# A computation about Whittaker functions and Eisenstein series

I have some questions about the computation of Eisenstein series and Whittaker functions in the book. The question is on page 29, Theorem 4.3. My questions are in the following.

(1) I think that $B(F) \backslash G(F) = \cup_{w \in W} B \backslash BwB = \cup_{w \in W} B \backslash BwU = \cup_{w \in W} \{B wu : u \in U\}$. But why representatives for $B(F) \backslash G(F)$ map be taken to be the set of $w^{-1}v$ where $w \in W$ and for each $w$, $v$ runs through a set of representatives for $$(U(F)\cap wU(F)w^{-1})\backslash U(F)?$$ Why here $v$ runs through a set of representatives for $(U(F)\cap wU(F)w^{-1})\backslash U(F)$ but not $U(F)$?

(2) Why we have $$\sum_{w \in W} \int_{(U(F) \cap w U(F) w^{-1})\backslash U(A)} f_{\zeta}(w^{-1} u g) \psi(u)^{-1} du = \\ \sum_{w \in W} \int_{(U(A) \cap wU(A)w^{-1})\backslash U(A)} \int_{(U(F) \cap wU(F)w^{-1})\backslash (U(A) \cap wU(A)w^{-1})} \psi(u')du' f_{\zeta}(w^{-1}ug) \psi(u)^{-1} du?$$

Thank you very much.

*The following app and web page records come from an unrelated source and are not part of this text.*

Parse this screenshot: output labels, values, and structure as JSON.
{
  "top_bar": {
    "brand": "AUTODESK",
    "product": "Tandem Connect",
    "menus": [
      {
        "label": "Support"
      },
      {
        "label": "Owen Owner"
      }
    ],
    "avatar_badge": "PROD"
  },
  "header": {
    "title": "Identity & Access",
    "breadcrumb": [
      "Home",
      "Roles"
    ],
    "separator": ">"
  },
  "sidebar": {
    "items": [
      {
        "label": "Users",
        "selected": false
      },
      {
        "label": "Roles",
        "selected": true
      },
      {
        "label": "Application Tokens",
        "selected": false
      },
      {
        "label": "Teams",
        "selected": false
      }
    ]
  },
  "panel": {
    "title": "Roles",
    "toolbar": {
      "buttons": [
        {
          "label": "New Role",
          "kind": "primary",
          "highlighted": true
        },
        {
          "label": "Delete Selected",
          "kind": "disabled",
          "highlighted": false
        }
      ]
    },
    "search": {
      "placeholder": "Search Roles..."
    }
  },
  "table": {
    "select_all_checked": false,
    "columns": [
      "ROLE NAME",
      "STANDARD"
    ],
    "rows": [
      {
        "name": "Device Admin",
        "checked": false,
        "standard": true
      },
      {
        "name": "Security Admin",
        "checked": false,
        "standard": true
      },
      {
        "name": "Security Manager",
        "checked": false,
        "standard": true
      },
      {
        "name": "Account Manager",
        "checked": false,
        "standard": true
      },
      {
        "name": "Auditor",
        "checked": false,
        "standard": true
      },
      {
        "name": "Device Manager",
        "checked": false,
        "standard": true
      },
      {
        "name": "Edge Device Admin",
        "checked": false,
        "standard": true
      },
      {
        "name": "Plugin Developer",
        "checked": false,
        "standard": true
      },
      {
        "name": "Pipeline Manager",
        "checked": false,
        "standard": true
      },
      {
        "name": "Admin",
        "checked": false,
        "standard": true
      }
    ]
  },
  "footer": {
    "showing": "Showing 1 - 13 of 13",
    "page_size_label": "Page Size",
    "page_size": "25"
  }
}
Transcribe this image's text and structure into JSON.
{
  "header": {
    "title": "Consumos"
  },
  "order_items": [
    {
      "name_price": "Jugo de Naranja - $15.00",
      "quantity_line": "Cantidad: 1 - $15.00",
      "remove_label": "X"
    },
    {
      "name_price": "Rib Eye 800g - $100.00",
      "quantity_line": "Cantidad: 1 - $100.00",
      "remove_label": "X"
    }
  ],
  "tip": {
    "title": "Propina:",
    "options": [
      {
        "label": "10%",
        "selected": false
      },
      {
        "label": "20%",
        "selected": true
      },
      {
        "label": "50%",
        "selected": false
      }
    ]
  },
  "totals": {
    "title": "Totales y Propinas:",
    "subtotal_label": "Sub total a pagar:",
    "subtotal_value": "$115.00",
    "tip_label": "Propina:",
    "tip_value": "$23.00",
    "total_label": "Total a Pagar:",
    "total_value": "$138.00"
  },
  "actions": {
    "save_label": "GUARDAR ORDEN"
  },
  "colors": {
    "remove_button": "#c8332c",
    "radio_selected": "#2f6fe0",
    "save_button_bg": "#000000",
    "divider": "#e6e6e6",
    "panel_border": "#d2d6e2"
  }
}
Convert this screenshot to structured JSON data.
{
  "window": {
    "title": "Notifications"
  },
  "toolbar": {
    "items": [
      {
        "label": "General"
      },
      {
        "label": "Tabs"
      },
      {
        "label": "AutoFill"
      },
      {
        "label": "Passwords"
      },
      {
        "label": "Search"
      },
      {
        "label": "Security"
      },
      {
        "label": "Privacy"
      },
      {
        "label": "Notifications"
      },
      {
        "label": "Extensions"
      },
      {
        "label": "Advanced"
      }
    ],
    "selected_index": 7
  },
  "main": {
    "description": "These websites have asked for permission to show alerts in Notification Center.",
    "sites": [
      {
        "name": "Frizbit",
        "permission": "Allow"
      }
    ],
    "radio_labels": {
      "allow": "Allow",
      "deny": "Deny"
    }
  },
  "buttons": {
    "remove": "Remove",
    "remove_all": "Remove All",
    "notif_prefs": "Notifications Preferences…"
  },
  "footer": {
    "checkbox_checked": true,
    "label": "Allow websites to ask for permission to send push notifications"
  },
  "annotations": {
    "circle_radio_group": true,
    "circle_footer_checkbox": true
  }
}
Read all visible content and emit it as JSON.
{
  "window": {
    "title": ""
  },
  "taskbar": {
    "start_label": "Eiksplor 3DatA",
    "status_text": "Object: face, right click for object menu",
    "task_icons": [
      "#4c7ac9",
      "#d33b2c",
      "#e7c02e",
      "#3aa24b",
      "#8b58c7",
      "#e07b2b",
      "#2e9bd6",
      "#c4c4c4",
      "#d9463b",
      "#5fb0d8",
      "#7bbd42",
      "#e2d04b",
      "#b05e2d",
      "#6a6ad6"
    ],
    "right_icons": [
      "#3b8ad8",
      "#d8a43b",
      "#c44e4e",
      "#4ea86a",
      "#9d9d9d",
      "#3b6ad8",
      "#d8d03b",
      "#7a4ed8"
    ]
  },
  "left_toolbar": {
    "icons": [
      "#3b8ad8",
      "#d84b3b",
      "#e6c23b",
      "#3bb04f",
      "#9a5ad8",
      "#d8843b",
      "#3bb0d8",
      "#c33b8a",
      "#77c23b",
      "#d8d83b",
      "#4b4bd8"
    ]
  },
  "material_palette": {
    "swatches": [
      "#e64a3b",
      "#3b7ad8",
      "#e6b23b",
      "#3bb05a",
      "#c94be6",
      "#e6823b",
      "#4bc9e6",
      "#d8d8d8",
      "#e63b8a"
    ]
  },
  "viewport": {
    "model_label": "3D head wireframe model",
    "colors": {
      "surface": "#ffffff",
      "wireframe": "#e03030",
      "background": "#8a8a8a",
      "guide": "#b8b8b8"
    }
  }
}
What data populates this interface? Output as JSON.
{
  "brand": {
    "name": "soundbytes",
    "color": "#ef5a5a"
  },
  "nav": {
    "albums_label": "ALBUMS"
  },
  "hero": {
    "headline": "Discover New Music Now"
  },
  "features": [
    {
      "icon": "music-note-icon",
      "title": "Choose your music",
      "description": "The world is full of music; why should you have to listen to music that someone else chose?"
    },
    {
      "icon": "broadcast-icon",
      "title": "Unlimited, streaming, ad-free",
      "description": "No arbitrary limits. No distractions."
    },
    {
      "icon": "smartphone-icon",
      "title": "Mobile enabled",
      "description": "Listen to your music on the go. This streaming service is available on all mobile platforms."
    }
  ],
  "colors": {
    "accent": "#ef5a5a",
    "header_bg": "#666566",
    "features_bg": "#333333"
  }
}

I am not entirely sure what you are asking for question 2, but let me take a crack at (1). At verious points I will be sloppy about distiguishing between a coset and its chosen representative, but it shouldn't cause any confusion.

(1) We have $B(F)\backslash G(F) = \cup_{w\in W}B\backslash BwU$. To get the coset reps, we need to see when we can have $$bwu=b'w'u'\quad \text{or, more simply} \quad wu=bw'.$$

Since we know that the Bruhat decomposition is a disjoint union, for this to occur we must have $w'=w$, reducing the identity to $wuw^{-1}=b$. Note that this forces $b\in U(F)$, since $b\in B(F)$ and $wuw^{-1}\in G(F)$ is unipotent.

Thus, the elements of $U(F)$ such that $B(F)wu = B(F)w$ is precisely $(U(F)\cap wU(F)w^{-1})$. Hence, to get coset representatives for the Bruhat cell corresponding to $w\in W$, we need to select representatives of the quotient $$(U(F)\cap wU(F)w^{-1})\backslash U(F).$$

For (2), it seems that all they are doing is the standard change of variables $u\mapsto u(u')^{-1}$ with $u$ a representative in the quotient $$(U(A)\cap wU(A)w^{-1})\backslash U(A),$$ and $u'$ a representative of the quotient $$(U(F)\cap wU(F)w^{-1})\backslash (U(A)\cap wU(A)w^{-1}).$$

The reason $u'$ does not appear in the argument for $f$ is that $u'\in (U(A)\cap wU(A)w^{-1})$ allows you to push it past $w^{-1}$ and use the invariance properties of $f$ as an element of the parabolocally induced representation to get rid of it.

• thank you very much. But it seems that $wu=w'u'$ and $w = w'$ imply that $u=u'$ (not $u'=wuw^{-1}$). – Jianrong Li Jun 9 '15 at 10:24
• You're right. I believe this is the correct argument now. – WSL Jun 9 '15 at 11:31
• Are you currently working through this book? I ask because I am doing the same would be interested in discussing it. – WSL Jun 10 '15 at 10:25
• yes, I am reading the book. It is great to discuss the book with you. It seems that $Bwu=Bw$ implies that $u \in w^{-1}Uw$ (not $wUw^{-1}$): suppose that $Bwu=Bw$. Then $b w u = b' w$ for some $b, b' \in B$. By your proof, we have $b^{-1}b' \in U$. We also have $u = w^{-1} b^{-1}b' w$. Therefore $u \in w^{-1} U w$. – Jianrong Li Jun 10 '15 at 10:31
• it seems that in the book they use the decomposition $G = \cup_{w \in W} Bw^{-1}B=\cup_{w \in W} Bw^{-1}U$. Then we have the representatives of $B \backslash G = \cup_{w \in W} B \backslash Bw^{-1}U$ are of the form $w^{-1}u$. We also have $B w^{-1} u = B w^{-1}$ implies that $u \in w U w^{-1}$. So we have verified the statement in the book. – Jianrong Li Jun 10 '15 at 10:37